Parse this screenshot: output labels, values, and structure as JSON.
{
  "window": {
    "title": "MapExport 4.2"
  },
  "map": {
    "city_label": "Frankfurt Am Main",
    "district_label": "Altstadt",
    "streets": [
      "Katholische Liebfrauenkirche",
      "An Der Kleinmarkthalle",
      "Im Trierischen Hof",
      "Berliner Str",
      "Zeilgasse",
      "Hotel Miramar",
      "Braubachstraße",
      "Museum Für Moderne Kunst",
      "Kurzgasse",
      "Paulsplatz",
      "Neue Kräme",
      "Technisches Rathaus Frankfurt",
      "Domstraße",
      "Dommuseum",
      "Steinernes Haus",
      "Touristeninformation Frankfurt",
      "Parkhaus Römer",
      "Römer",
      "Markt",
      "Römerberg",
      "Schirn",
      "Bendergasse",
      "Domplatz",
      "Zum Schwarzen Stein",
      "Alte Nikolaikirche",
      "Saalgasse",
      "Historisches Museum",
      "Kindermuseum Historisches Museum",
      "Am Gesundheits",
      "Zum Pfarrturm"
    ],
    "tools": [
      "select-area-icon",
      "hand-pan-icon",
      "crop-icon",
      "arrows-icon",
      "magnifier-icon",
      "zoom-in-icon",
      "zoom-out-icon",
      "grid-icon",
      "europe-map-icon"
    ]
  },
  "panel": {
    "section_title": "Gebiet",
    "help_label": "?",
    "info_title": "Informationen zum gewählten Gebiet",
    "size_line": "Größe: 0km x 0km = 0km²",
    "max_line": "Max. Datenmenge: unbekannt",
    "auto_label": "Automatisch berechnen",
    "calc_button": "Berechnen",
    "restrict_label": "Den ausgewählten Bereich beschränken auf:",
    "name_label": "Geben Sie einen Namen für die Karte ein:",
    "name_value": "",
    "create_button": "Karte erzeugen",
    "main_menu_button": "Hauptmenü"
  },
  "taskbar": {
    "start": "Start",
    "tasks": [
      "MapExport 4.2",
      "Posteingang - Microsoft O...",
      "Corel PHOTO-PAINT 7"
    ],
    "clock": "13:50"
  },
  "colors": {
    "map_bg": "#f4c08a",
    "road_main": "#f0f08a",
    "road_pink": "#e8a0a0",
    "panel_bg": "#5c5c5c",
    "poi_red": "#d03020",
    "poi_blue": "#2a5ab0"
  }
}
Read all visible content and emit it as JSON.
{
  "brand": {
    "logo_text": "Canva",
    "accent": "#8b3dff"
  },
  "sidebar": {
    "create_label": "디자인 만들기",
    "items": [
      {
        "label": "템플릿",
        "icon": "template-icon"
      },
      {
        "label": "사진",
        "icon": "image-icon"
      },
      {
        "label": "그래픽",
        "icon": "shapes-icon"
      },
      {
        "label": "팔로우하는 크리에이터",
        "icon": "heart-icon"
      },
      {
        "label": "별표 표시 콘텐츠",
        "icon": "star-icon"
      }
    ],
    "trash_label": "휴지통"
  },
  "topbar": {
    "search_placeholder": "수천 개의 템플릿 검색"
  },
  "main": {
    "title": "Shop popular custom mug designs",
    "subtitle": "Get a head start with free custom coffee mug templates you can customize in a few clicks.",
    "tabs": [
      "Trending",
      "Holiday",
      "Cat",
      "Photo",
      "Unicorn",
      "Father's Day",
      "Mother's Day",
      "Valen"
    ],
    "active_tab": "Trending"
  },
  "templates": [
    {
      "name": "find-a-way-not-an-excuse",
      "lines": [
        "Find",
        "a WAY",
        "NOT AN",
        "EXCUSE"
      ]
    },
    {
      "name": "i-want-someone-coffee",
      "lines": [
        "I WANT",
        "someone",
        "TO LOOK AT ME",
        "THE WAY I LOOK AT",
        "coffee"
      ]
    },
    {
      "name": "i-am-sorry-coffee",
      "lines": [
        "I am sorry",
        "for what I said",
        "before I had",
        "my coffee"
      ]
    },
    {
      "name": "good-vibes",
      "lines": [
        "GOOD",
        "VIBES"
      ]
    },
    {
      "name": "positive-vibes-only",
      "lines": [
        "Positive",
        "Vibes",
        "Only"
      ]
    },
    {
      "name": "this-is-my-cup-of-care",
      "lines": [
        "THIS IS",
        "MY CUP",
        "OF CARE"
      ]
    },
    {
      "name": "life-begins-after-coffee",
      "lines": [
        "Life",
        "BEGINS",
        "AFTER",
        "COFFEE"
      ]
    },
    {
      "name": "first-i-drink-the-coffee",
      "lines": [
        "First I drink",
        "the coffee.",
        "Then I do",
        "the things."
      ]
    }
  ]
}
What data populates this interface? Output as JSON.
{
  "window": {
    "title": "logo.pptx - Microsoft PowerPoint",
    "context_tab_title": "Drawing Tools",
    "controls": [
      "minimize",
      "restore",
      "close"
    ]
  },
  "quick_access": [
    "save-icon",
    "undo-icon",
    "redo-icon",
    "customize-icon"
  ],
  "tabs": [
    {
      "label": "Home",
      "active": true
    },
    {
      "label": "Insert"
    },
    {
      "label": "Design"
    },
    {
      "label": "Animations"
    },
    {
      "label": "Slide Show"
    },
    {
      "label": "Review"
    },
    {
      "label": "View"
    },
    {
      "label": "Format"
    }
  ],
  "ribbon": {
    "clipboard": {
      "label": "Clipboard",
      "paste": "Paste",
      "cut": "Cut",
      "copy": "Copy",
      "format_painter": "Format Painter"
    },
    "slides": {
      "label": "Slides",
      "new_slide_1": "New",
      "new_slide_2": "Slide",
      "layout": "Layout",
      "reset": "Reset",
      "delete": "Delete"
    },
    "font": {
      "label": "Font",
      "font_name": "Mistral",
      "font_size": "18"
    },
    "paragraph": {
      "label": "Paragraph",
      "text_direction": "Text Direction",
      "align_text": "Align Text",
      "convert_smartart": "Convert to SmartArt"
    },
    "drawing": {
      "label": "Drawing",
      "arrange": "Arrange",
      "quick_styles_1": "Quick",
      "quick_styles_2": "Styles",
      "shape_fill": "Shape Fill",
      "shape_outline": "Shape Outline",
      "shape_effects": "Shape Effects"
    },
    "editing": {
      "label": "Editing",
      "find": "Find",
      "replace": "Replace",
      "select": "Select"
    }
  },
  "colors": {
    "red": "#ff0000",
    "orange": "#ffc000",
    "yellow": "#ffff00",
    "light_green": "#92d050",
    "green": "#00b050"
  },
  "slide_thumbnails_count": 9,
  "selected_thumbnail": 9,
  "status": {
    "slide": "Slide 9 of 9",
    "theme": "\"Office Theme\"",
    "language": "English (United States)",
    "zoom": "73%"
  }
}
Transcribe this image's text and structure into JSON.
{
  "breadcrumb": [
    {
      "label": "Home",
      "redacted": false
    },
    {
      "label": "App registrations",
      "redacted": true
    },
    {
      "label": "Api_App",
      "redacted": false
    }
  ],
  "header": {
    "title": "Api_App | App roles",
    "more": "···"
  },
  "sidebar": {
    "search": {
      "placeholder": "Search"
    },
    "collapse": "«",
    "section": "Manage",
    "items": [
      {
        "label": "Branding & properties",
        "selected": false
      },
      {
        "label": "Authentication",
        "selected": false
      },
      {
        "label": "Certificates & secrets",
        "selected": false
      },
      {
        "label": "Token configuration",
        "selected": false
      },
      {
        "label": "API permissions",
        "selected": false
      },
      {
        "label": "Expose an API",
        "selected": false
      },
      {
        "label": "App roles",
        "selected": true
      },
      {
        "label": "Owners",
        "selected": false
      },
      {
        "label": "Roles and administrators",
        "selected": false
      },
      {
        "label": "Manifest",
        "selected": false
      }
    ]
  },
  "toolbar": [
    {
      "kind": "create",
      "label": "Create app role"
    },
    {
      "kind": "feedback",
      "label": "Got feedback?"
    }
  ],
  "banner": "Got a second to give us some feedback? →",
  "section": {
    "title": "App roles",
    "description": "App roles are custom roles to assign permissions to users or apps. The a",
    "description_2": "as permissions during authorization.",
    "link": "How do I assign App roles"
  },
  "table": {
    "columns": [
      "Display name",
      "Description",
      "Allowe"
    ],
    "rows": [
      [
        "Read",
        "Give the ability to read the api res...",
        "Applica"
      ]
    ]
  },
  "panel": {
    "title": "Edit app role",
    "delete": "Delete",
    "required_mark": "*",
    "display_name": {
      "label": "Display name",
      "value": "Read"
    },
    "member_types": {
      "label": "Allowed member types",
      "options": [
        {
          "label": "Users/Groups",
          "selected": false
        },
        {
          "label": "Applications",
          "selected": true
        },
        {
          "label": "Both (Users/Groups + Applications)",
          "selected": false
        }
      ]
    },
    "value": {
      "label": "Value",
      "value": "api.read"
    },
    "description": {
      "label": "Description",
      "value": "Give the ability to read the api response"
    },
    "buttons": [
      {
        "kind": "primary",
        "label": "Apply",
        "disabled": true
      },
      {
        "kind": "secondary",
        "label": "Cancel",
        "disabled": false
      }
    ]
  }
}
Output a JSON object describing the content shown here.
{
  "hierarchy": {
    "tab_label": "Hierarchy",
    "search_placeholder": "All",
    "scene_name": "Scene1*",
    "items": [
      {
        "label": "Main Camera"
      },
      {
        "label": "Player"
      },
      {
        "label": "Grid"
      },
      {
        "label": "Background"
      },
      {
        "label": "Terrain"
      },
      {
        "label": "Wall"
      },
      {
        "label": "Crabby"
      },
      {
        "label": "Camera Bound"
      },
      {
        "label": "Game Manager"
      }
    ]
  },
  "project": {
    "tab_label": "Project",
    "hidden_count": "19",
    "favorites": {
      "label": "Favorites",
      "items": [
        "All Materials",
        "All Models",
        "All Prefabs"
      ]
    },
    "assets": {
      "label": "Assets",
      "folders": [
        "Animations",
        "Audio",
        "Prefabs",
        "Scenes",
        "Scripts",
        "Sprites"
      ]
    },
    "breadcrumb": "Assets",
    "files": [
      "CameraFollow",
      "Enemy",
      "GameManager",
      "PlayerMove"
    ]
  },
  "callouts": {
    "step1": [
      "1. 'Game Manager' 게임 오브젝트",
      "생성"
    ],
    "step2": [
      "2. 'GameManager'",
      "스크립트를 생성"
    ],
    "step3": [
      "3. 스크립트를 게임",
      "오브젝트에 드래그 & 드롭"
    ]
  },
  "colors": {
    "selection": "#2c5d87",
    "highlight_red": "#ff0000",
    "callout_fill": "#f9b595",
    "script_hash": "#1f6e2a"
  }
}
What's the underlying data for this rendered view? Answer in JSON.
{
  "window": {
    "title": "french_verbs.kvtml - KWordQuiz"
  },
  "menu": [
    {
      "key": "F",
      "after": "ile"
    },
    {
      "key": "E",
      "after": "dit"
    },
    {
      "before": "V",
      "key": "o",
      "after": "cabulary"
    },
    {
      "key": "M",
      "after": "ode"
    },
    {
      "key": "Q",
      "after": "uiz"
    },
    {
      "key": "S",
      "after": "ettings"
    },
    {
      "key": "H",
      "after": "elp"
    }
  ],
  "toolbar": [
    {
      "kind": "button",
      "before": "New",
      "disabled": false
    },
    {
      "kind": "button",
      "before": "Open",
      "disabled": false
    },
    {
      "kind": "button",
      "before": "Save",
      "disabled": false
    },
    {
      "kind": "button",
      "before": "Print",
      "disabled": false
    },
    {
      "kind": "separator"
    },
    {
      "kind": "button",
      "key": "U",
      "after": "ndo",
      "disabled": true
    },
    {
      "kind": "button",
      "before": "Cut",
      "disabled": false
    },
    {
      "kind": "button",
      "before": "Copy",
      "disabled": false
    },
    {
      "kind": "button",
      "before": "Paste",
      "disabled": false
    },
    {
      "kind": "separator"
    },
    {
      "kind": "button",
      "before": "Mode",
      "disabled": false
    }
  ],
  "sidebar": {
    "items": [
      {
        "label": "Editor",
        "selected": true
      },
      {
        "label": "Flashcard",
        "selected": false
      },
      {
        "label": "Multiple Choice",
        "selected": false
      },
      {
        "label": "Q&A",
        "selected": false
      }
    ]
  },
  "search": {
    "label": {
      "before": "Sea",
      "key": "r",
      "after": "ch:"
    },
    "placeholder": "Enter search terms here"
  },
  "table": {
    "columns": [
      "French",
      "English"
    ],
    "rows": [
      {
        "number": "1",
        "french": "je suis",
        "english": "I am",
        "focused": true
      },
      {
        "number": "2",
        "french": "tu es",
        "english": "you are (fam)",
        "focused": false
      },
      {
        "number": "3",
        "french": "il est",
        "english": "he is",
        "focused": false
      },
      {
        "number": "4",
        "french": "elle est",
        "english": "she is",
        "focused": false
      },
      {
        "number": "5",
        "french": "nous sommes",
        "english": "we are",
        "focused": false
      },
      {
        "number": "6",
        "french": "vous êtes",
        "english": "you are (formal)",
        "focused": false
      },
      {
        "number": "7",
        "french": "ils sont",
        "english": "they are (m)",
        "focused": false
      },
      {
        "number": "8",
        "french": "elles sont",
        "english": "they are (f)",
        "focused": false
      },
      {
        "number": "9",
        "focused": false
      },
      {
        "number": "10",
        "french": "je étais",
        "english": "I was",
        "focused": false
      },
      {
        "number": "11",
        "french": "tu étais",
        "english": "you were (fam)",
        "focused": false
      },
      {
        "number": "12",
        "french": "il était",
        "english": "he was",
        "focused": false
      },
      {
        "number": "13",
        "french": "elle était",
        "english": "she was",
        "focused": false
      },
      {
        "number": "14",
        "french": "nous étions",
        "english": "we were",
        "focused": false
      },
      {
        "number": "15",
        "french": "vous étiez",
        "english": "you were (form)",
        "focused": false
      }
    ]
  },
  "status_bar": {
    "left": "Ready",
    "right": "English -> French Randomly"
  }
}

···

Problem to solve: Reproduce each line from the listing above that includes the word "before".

Answer to this problem:
        "before I had",
      "before": "V",
      "before": "New",
      "before": "Open",
      "before": "Save",
      "before": "Print",
      "before": "Cut",
      "before": "Copy",
      "before": "Paste",
      "before": "Mode",
      "before": "Sea",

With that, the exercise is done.